[TASK DATA Boundary: Start]

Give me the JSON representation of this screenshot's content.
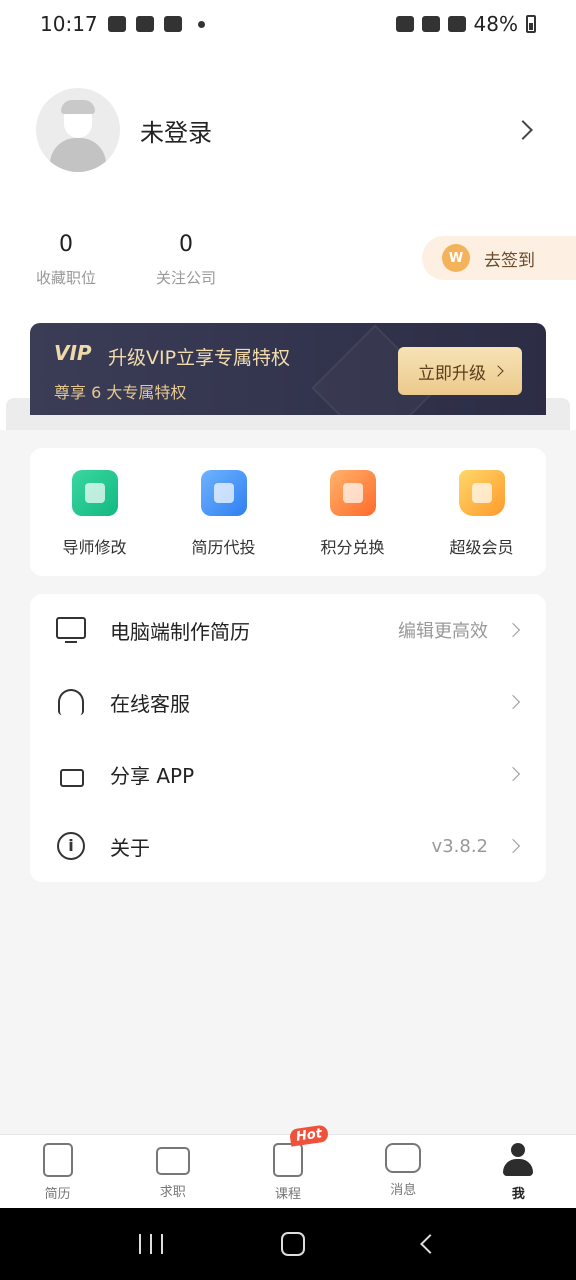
{
  "status_bar": {
    "time": "10:17",
    "battery": "48%"
  },
  "profile": {
    "name": "未登录"
  },
  "stats": [
    {
      "value": "0",
      "label": "收藏职位"
    },
    {
      "value": "0",
      "label": "关注公司"
    }
  ],
  "signin": {
    "label": "去签到",
    "coin": "W"
  },
  "vip": {
    "logo": "VIP",
    "title": "升级VIP立享专属特权",
    "subtitle": "尊享 6 大专属特权",
    "button": "立即升级"
  },
  "quick_actions": [
    {
      "label": "导师修改",
      "icon": "mentor-edit-icon",
      "color": "#12b981"
    },
    {
      "label": "简历代投",
      "icon": "resume-delivery-icon",
      "color": "#2f7ff0"
    },
    {
      "label": "积分兑换",
      "icon": "gift-icon",
      "color": "#ff6a2b"
    },
    {
      "label": "超级会员",
      "icon": "crown-icon",
      "color": "#ff9a2b"
    }
  ],
  "menu": [
    {
      "label": "电脑端制作简历",
      "value": "编辑更高效",
      "icon": "monitor-icon"
    },
    {
      "label": "在线客服",
      "value": "",
      "icon": "headset-icon"
    },
    {
      "label": "分享 APP",
      "value": "",
      "icon": "thumbs-up-icon"
    },
    {
      "label": "关于",
      "value": "v3.8.2",
      "icon": "info-icon"
    }
  ],
  "tabs": [
    {
      "label": "简历",
      "icon": "resume-icon"
    },
    {
      "label": "求职",
      "icon": "briefcase-icon"
    },
    {
      "label": "课程",
      "icon": "book-icon",
      "badge": "Hot"
    },
    {
      "label": "消息",
      "icon": "chat-icon"
    },
    {
      "label": "我",
      "icon": "person-icon",
      "active": true
    }
  ]
}
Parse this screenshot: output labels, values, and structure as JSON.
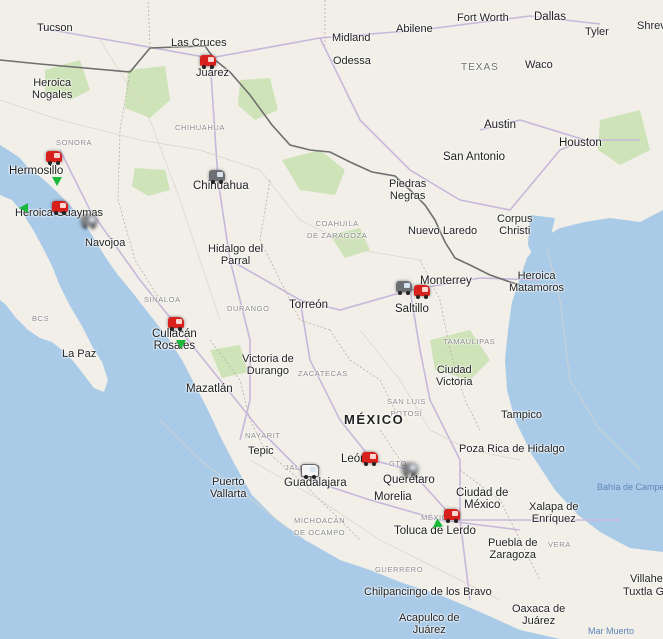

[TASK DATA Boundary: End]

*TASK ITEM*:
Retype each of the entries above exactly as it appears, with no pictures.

*EXERCISE ANSWER*:
Give me the JSON representation of this screenshot's content.
{
  "status_bar": {
    "time": "10:17",
    "battery": "48%"
  },
  "profile": {
    "name": "未登录"
  },
  "stats": [
    {
      "value": "0",
      "label": "收藏职位"
    },
    {
      "value": "0",
      "label": "关注公司"
    }
  ],
  "signin": {
    "label": "去签到",
    "coin": "W"
  },
  "vip": {
    "logo": "VIP",
    "title": "升级VIP立享专属特权",
    "subtitle": "尊享 6 大专属特权",
    "button": "立即升级"
  },
  "quick_actions": [
    {
      "label": "导师修改",
      "icon": "mentor-edit-icon",
      "color": "#12b981"
    },
    {
      "label": "简历代投",
      "icon": "resume-delivery-icon",
      "color": "#2f7ff0"
    },
    {
      "label": "积分兑换",
      "icon": "gift-icon",
      "color": "#ff6a2b"
    },
    {
      "label": "超级会员",
      "icon": "crown-icon",
      "color": "#ff9a2b"
    }
  ],
  "menu": [
    {
      "label": "电脑端制作简历",
      "value": "编辑更高效",
      "icon": "monitor-icon"
    },
    {
      "label": "在线客服",
      "value": "",
      "icon": "headset-icon"
    },
    {
      "label": "分享 APP",
      "value": "",
      "icon": "thumbs-up-icon"
    },
    {
      "label": "关于",
      "value": "v3.8.2",
      "icon": "info-icon"
    }
  ],
  "tabs": [
    {
      "label": "简历",
      "icon": "resume-icon"
    },
    {
      "label": "求职",
      "icon": "briefcase-icon"
    },
    {
      "label": "课程",
      "icon": "book-icon",
      "badge": "Hot"
    },
    {
      "label": "消息",
      "icon": "chat-icon"
    },
    {
      "label": "我",
      "icon": "person-icon",
      "active": true
    }
  ]
}
Parse this screenshot: output labels, values, and structure as JSON.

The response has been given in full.